Exercise goal => Check each line of the entries below for the string "masking"; copy every line where it appears.
○ ○ ○ ○ ○
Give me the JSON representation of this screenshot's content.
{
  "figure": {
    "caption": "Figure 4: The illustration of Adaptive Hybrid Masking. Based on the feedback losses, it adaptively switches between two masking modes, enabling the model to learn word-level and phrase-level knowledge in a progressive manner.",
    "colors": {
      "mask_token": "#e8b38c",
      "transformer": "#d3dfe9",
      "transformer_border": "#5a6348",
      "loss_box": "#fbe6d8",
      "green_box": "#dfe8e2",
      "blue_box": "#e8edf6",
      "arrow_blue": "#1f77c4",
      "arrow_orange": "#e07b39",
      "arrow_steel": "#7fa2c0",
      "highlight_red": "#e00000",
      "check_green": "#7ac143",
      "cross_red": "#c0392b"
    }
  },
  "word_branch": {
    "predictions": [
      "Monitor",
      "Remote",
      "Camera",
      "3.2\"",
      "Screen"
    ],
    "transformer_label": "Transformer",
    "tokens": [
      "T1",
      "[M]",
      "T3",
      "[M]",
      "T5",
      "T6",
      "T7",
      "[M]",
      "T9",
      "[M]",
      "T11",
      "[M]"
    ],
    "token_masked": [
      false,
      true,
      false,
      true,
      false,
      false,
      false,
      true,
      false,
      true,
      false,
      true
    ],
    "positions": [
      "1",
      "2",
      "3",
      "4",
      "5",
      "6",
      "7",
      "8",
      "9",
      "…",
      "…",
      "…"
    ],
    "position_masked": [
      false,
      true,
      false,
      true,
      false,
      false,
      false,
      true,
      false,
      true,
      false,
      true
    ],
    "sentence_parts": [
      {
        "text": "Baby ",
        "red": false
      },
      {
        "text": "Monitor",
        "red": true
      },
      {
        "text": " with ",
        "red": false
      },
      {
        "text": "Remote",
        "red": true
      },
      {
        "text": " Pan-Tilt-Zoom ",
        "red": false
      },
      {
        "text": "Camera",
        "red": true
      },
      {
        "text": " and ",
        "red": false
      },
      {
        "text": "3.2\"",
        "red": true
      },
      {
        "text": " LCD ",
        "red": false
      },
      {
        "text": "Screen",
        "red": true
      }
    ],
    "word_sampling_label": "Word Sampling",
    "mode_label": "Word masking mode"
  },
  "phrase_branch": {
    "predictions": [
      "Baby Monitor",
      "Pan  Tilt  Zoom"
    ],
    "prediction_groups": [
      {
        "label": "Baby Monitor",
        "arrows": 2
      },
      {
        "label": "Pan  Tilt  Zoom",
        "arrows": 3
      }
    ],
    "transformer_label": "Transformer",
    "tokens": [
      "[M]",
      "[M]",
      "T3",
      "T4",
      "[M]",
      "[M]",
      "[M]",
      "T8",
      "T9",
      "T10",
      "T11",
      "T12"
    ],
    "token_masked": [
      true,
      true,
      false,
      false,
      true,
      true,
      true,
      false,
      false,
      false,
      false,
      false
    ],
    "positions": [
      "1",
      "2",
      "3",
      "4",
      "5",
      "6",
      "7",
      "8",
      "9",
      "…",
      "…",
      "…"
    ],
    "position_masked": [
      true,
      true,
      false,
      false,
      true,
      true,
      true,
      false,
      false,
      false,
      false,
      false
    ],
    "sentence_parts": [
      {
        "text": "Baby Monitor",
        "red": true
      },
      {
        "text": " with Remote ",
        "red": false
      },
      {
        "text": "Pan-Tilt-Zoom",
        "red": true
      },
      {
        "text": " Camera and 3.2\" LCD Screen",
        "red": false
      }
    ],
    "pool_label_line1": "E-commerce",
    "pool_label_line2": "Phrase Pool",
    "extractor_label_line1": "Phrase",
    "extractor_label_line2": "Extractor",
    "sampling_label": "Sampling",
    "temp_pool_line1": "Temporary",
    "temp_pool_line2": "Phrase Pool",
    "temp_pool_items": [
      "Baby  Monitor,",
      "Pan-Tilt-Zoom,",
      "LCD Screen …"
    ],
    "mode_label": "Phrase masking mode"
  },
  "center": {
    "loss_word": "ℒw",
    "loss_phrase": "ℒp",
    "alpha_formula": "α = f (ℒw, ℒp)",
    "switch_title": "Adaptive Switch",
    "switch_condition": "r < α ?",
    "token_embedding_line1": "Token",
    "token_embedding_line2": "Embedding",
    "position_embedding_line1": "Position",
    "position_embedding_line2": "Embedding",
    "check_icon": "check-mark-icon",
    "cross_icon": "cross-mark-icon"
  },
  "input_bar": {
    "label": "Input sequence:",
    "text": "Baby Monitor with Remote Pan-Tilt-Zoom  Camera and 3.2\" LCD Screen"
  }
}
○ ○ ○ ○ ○
Completed exercise =>
    "caption": "Figure 4: The illustration of Adaptive Hybrid Masking. Based on the feedback losses, it adaptively switches between two masking modes, enabling the model to learn word-level and phrase-level knowledge in a progressive manner.",
    "mode_label": "Word masking mode"
    "mode_label": "Phrase masking mode"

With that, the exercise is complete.